SHANGHAI (Reuters) – A court in Shanghai ordered two Chinese firms and the founder of one of them to pay automaker BMW <BMWG.DE> 3 million yuan ($431,617.41) for registering trademarks similar to that of the German firm, the Shanghai Daily reported on Tuesday.
The ruling is the latest win for a large foreign firm in China, a sign that courts are taking trademark infringement more seriously in a country dogged with fakes of everything from clothing brands to entire shops.
Zhou Leqin, one of the accused, registered Deguo Baoma Group (Int’l) Holdings Limited, which translates as German BMW Group (Int’l) Holdings Limited, in China in 2008, the paper reported the Shanghai Intellectual Property Court as saying.
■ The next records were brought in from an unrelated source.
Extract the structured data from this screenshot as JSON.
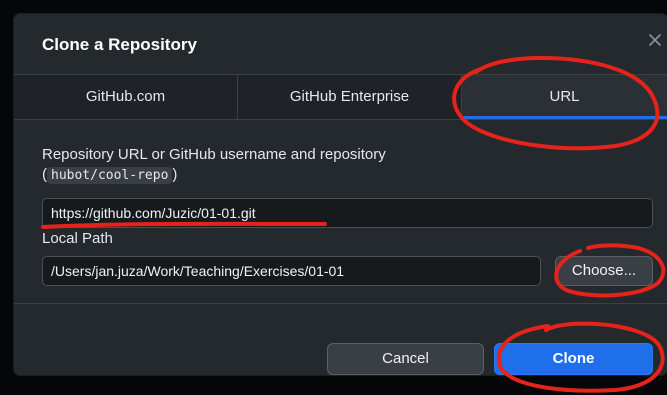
{
  "dialog": {
    "title": "Clone a Repository",
    "close_icon": "close-icon"
  },
  "tabs": [
    {
      "label": "GitHub.com",
      "active": false
    },
    {
      "label": "GitHub Enterprise",
      "active": false
    },
    {
      "label": "URL",
      "active": true
    }
  ],
  "form": {
    "repo_label": "Repository URL or GitHub username and repository",
    "repo_hint_open": "(",
    "repo_hint_code": "hubot/cool-repo",
    "repo_hint_close": ")",
    "repo_value": "https://github.com/Juzic/01-01.git",
    "local_path_label": "Local Path",
    "local_path_value": "/Users/jan.juza/Work/Teaching/Exercises/01-01",
    "choose_label": "Choose..."
  },
  "footer": {
    "cancel_label": "Cancel",
    "clone_label": "Clone"
  },
  "colors": {
    "accent": "#1f6feb",
    "annotation": "#e5231b"
  }
}
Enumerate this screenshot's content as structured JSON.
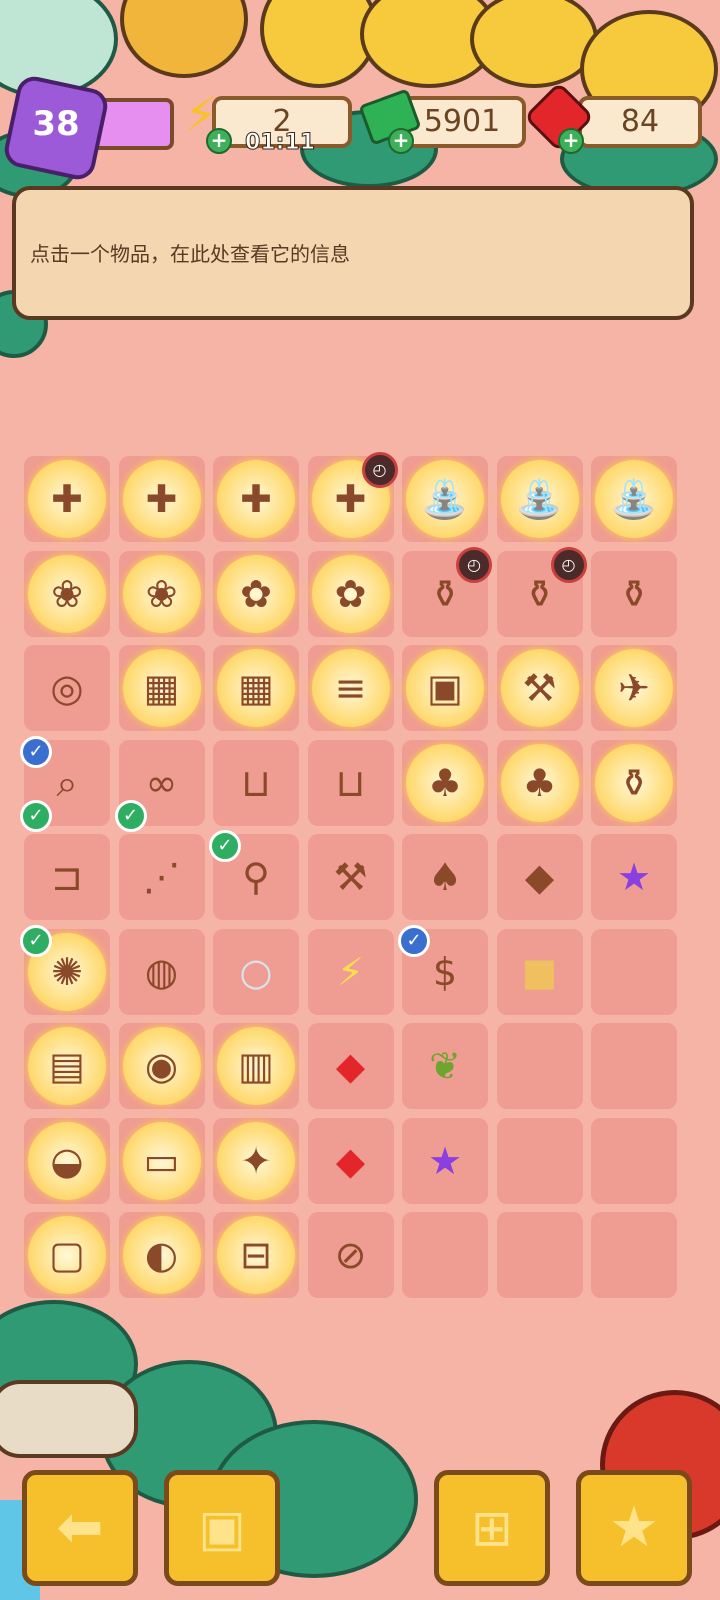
{
  "hud": {
    "level": "38",
    "energy": "2",
    "energy_timer": "01:11",
    "cash": "5901",
    "gems": "84"
  },
  "info_panel": {
    "text": "点击一个物品，在此处查看它的信息"
  },
  "board": {
    "rows": [
      [
        "medkit-bubble",
        "medkit-bubble",
        "medkit-bubble",
        "medkit-bubble",
        "fountain-bubble",
        "fountain-bubble",
        "fountain-bubble"
      ],
      [
        "plant-pot-bubble",
        "plant-pot-bubble",
        "flower-basket-bubble",
        "flower-basket-bubble",
        "vase-broken",
        "vase-blue",
        "vase-white"
      ],
      [
        "binoculars",
        "crate-bubble",
        "crate-bubble",
        "pipes-bubble",
        "box-bubble",
        "tools-bubble",
        "helicopter-bubble"
      ],
      [
        "spyglass",
        "sunglasses",
        "flower-pot-empty",
        "flower-pot-broken",
        "coin-bag-bubble",
        "coin-bag-bubble",
        "jar-bubble"
      ],
      [
        "hand-saw",
        "saw",
        "broom",
        "axe",
        "shovel",
        "trowel",
        "purple-star-jelly"
      ],
      [
        "chandelier-bubble",
        "lamp-base",
        "light-bulb",
        "energy-orb",
        "money-poster",
        "sugar-cubes",
        "empty"
      ],
      [
        "desk-bubble",
        "pot-bubble",
        "chest-bubble",
        "ruby",
        "seed-bag",
        "empty",
        "empty"
      ],
      [
        "bathtub-bubble",
        "pool-bubble",
        "toy-bubble",
        "gem-bucket",
        "purple-star",
        "empty",
        "empty"
      ],
      [
        "tv-bubble",
        "console-bubble",
        "cart-bubble",
        "zip-bag",
        "empty",
        "empty",
        "empty"
      ]
    ]
  },
  "colors": {
    "background": "#f6b4a6",
    "cell": "#ef9c92",
    "panel": "#f4d6b0",
    "button": "#f6c02d"
  },
  "buttons": {
    "back": "arrow-left-icon",
    "bag": "backpack-icon",
    "sell": "basket-icon",
    "orders": "clipboard-star-icon"
  }
}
With the company, Zhou then bought and registered the trademark “BMN,” with a logo similar to BMW’s, it added.
BMW, Deguo Baoma Group, Chuangjia and Zhou Leqin could not be immediately reached for comment.
Fashion firm Chuangjia, the second firm fined, then used the trademark on products including clothes, shoes and bags, changing the logo over the years to more closely resemble BMW’s.
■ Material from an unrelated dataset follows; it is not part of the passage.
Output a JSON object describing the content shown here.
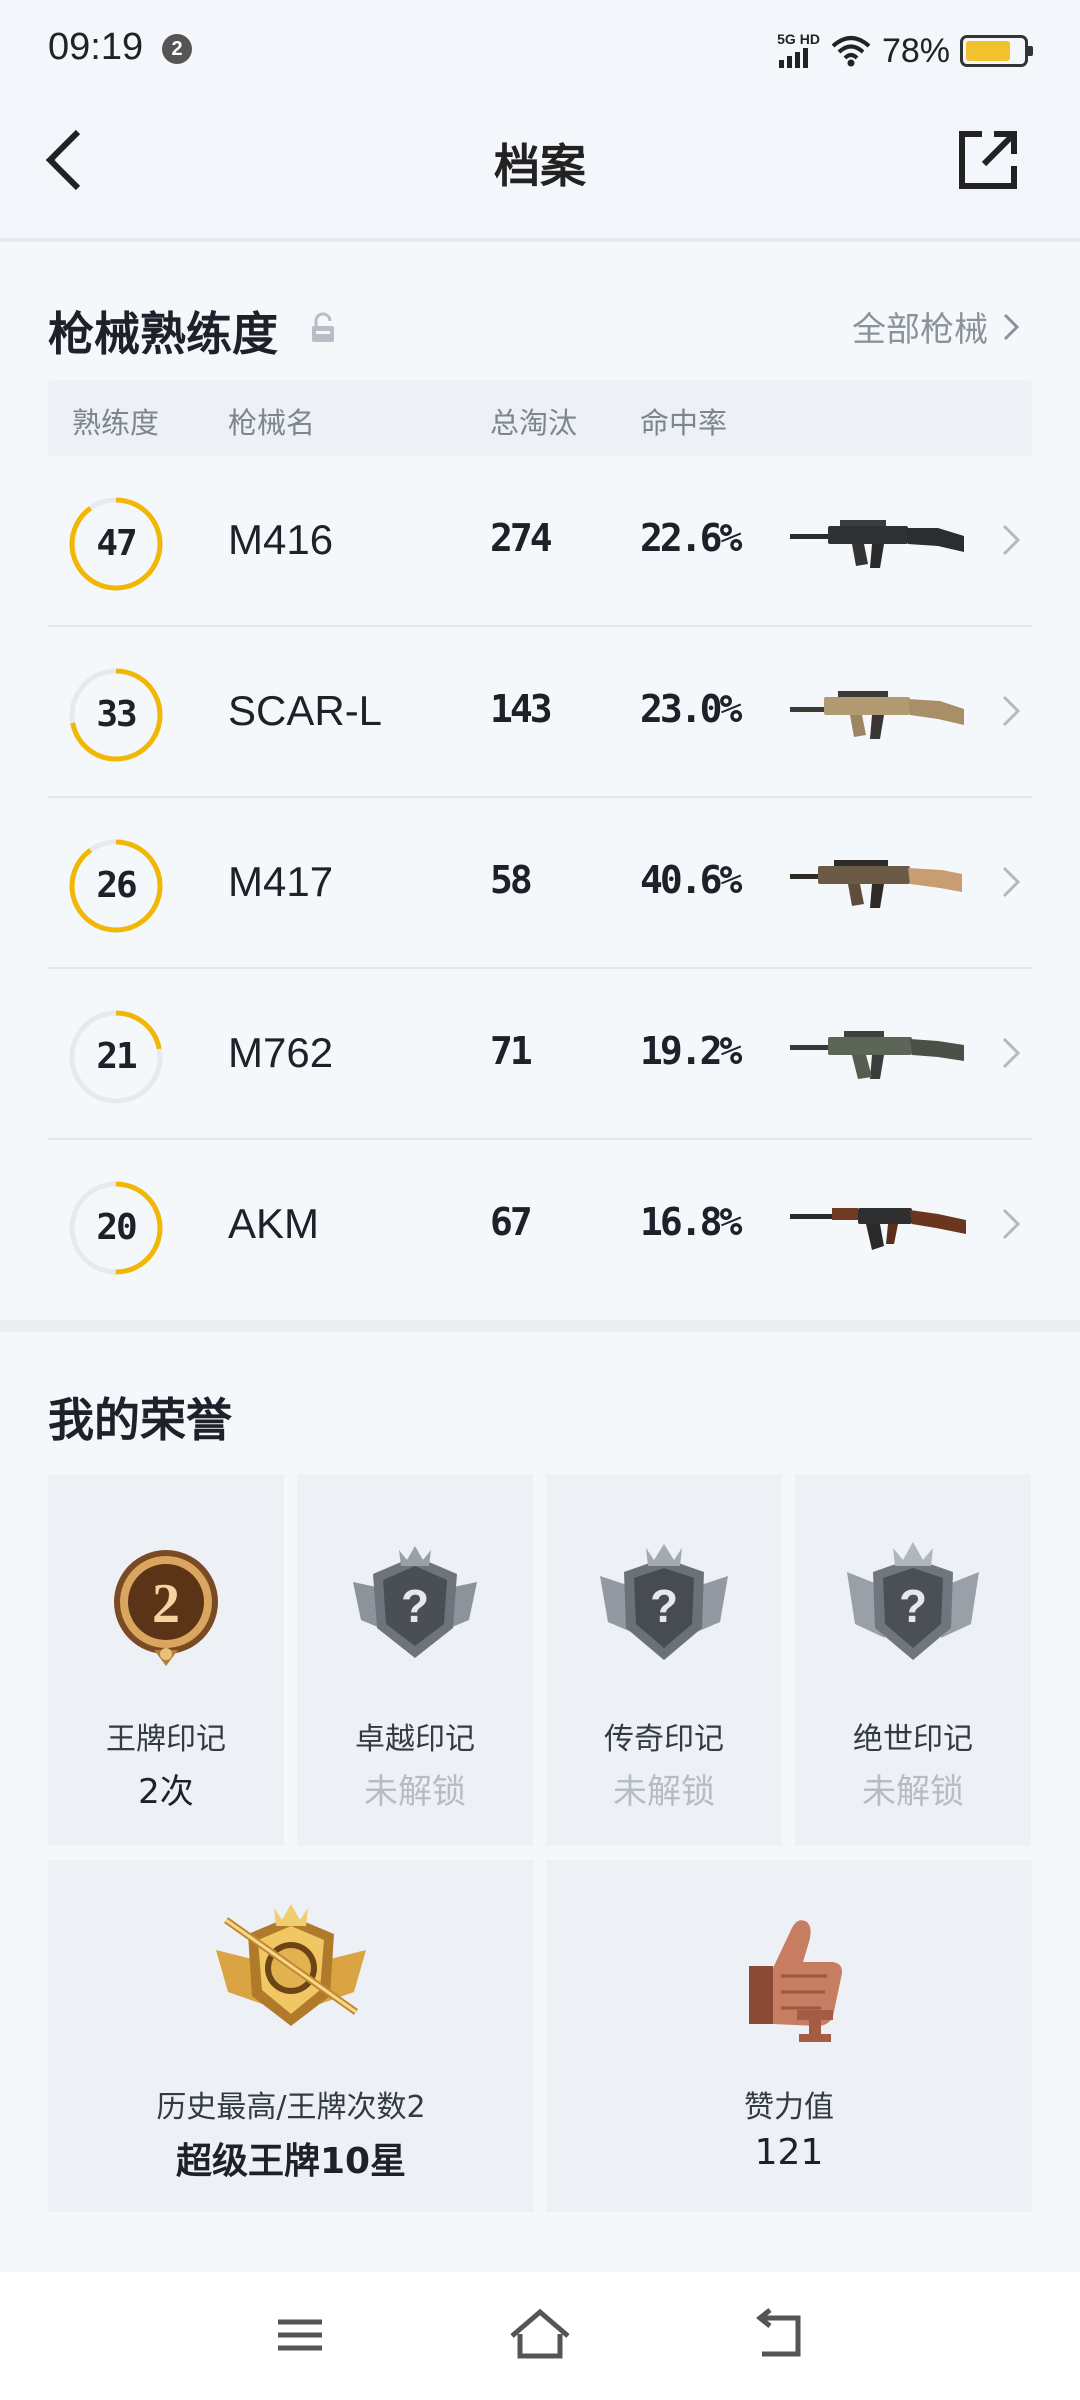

The accused infringed BMW’s trademarks registered in China by taking advantage of its reputation, the paper reported the court saying.
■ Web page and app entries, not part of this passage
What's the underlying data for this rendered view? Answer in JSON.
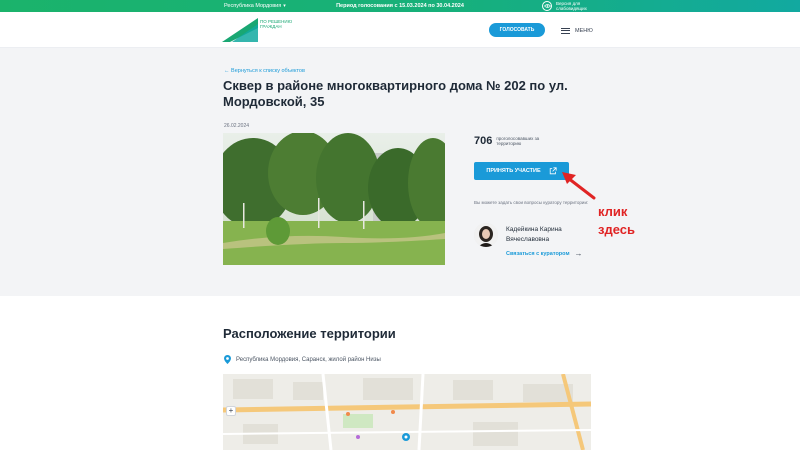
{
  "topbar": {
    "region": "Республика Мордовия",
    "period": "Период голосования с 15.03.2024 по 30.04.2024",
    "accessibility": "Версия для слабовидящих"
  },
  "header": {
    "logo_text": "ПО РЕШЕНИЮ ГРАЖДАН",
    "vote_label": "ГОЛОСОВАТЬ",
    "menu_label": "МЕНЮ"
  },
  "object": {
    "back_link": "Вернуться к списку объектов",
    "title": "Сквер в районе многоквартирного дома № 202 по ул. Мордовской, 35",
    "date": "26.02.2024",
    "count": "706",
    "count_label": "проголосовавших за территорию",
    "join_label": "ПРИНЯТЬ УЧАСТИЕ",
    "curator_hint": "Вы можете задать свои вопросы куратору территории:",
    "curator_name": "Кадейкина Карина Вячеславовна",
    "curator_contact": "Связаться с куратором"
  },
  "annotation": {
    "line1": "клик",
    "line2": "здесь"
  },
  "location": {
    "title": "Расположение территории",
    "address": "Республика Мордовия, Саранск, жилой район Низы",
    "zoom_in": "+"
  },
  "colors": {
    "brand_green": "#1bb36b",
    "accent_blue": "#1a9ad8",
    "annotation_red": "#e02424"
  }
}
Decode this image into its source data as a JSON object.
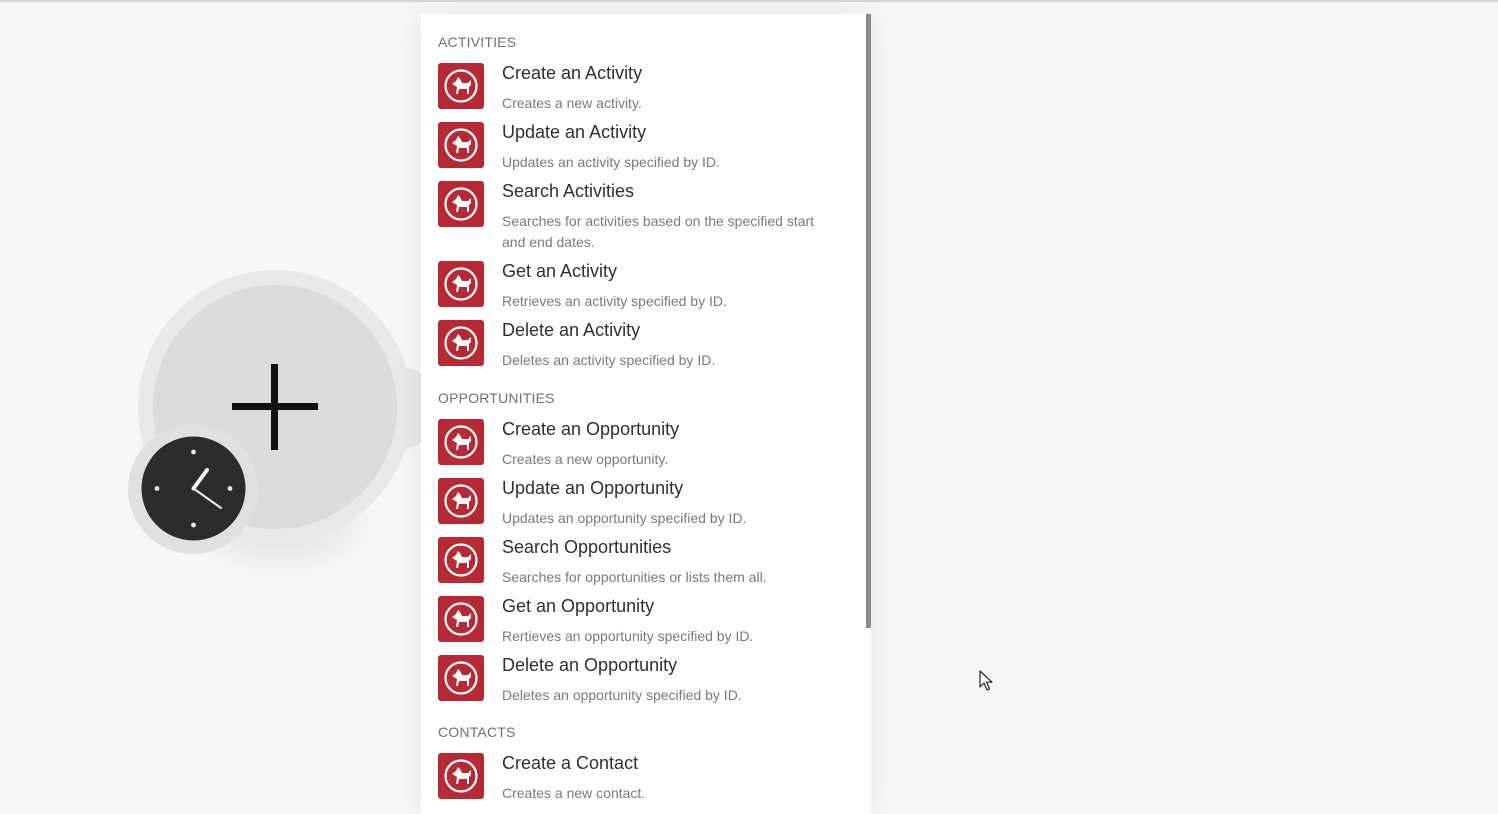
{
  "sections": [
    {
      "title": "ACTIVITIES",
      "items": [
        {
          "title": "Create an Activity",
          "desc": "Creates a new activity."
        },
        {
          "title": "Update an Activity",
          "desc": "Updates an activity specified by ID."
        },
        {
          "title": "Search Activities",
          "desc": "Searches for activities based on the specified start and end dates."
        },
        {
          "title": "Get an Activity",
          "desc": "Retrieves an activity specified by ID."
        },
        {
          "title": "Delete an Activity",
          "desc": "Deletes an activity specified by ID."
        }
      ]
    },
    {
      "title": "OPPORTUNITIES",
      "items": [
        {
          "title": "Create an Opportunity",
          "desc": "Creates a new opportunity."
        },
        {
          "title": "Update an Opportunity",
          "desc": "Updates an opportunity specified by ID."
        },
        {
          "title": "Search Opportunities",
          "desc": "Searches for opportunities or lists them all."
        },
        {
          "title": "Get an Opportunity",
          "desc": "Rertieves an opportunity specified by ID."
        },
        {
          "title": "Delete an Opportunity",
          "desc": "Deletes an opportunity specified by ID."
        }
      ]
    },
    {
      "title": "CONTACTS",
      "items": [
        {
          "title": "Create a Contact",
          "desc": "Creates a new contact."
        }
      ]
    }
  ],
  "icons": {
    "app_icon": "dog-logo-icon",
    "add_module": "plus-icon",
    "schedule": "clock-icon"
  },
  "colors": {
    "app_icon_bg": "#b52a34",
    "clock_bg": "#2b2b2b"
  }
}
In early December, China’s highest court ruled in favor of basketball star Michael Jordan in a long-running trademark case relating to a local sportswear firm using the Chinese version of his name, overturning earlier rulings against the athlete.
(Reporting by Engen Tham; Editing by Stephen Coates)